_Exercise_
How many lines below contain the word "Tris"? Reply solely with the number.

Stored items

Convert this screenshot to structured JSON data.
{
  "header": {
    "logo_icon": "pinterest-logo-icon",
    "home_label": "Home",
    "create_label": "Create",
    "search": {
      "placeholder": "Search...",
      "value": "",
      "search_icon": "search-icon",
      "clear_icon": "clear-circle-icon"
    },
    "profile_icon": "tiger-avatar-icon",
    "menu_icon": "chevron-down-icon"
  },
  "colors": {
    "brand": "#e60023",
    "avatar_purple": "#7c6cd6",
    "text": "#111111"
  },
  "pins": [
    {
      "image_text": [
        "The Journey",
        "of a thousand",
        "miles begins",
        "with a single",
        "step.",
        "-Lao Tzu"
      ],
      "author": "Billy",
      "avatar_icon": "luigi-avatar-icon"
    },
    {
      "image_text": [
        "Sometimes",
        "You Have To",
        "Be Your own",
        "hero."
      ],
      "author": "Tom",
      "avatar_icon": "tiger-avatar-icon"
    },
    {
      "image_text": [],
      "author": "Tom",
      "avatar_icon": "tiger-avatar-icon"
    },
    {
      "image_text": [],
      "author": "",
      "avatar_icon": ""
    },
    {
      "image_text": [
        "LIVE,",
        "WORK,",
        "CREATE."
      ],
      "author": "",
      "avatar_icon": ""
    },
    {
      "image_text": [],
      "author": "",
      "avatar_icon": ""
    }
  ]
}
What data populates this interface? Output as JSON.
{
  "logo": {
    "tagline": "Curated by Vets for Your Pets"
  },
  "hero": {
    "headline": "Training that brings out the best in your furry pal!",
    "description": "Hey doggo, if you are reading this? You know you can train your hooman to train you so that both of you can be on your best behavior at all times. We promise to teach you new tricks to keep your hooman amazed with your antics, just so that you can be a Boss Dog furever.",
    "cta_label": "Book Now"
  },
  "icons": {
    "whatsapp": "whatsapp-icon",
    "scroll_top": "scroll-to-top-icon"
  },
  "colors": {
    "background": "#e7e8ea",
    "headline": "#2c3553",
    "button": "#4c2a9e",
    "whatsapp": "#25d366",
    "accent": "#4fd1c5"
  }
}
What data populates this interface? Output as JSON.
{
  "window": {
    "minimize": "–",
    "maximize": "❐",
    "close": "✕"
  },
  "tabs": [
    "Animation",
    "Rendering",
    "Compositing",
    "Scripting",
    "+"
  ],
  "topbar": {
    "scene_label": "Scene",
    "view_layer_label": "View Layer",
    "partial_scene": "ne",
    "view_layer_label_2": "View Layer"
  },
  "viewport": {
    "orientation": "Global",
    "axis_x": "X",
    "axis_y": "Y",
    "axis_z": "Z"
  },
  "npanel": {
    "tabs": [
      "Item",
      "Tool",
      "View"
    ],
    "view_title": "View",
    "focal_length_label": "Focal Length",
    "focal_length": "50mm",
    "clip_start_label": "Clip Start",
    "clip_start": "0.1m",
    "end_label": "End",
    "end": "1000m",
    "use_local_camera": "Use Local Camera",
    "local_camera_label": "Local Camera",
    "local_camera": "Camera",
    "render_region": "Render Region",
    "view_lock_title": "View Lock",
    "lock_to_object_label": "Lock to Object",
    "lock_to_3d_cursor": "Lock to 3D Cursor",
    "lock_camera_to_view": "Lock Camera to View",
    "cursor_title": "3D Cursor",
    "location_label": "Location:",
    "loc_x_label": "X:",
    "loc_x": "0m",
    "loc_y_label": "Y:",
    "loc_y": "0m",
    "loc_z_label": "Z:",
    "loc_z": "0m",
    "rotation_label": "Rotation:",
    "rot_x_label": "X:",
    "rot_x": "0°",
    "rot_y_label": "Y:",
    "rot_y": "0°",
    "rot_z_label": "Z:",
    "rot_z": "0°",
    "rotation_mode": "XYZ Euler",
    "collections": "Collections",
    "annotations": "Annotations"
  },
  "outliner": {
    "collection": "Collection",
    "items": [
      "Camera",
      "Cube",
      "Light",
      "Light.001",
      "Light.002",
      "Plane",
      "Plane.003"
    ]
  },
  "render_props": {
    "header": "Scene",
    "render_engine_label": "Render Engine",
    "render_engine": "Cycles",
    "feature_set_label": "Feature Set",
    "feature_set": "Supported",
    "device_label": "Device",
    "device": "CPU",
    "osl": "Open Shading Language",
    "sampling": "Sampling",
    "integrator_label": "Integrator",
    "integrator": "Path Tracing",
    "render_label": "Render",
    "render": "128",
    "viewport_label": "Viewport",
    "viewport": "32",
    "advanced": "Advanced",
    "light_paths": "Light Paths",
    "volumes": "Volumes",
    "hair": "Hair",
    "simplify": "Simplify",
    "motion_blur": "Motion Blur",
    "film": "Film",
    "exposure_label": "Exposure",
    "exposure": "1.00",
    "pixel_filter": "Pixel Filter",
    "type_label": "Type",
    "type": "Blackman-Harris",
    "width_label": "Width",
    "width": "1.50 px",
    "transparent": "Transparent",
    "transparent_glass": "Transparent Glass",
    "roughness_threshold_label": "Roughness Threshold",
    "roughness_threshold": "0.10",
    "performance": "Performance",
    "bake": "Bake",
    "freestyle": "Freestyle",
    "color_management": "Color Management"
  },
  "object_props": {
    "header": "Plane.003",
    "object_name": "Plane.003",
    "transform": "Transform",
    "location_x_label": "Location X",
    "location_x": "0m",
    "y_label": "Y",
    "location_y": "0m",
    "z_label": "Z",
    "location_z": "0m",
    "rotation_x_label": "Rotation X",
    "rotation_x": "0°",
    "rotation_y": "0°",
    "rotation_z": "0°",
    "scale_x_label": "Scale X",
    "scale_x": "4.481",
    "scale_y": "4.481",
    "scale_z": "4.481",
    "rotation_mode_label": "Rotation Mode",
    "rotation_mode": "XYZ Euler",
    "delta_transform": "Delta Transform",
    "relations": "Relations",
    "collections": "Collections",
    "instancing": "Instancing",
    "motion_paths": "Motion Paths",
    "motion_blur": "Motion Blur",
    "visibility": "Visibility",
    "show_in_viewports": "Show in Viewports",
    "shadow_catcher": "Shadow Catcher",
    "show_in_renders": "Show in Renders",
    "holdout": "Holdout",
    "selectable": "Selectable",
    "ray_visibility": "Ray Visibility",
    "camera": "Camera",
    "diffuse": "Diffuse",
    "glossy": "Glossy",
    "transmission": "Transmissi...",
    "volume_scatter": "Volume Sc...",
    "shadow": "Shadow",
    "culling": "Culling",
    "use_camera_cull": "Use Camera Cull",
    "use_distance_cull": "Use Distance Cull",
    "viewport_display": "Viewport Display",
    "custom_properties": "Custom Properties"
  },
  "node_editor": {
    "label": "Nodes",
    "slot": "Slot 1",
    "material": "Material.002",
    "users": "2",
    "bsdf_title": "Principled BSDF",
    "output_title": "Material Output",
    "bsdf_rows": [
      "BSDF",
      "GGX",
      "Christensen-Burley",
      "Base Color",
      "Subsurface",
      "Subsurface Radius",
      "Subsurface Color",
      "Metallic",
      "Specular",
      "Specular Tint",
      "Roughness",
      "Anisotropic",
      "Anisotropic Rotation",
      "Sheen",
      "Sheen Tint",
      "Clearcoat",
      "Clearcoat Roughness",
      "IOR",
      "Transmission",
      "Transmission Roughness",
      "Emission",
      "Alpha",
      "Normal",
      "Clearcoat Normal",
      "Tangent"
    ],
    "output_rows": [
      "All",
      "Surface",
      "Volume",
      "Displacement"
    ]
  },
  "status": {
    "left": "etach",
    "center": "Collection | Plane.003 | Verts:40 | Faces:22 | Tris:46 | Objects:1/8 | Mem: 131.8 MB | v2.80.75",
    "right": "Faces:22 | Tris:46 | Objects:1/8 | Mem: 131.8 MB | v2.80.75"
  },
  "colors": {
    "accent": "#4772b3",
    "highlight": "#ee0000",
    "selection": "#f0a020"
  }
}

_Solution to the exercise_
2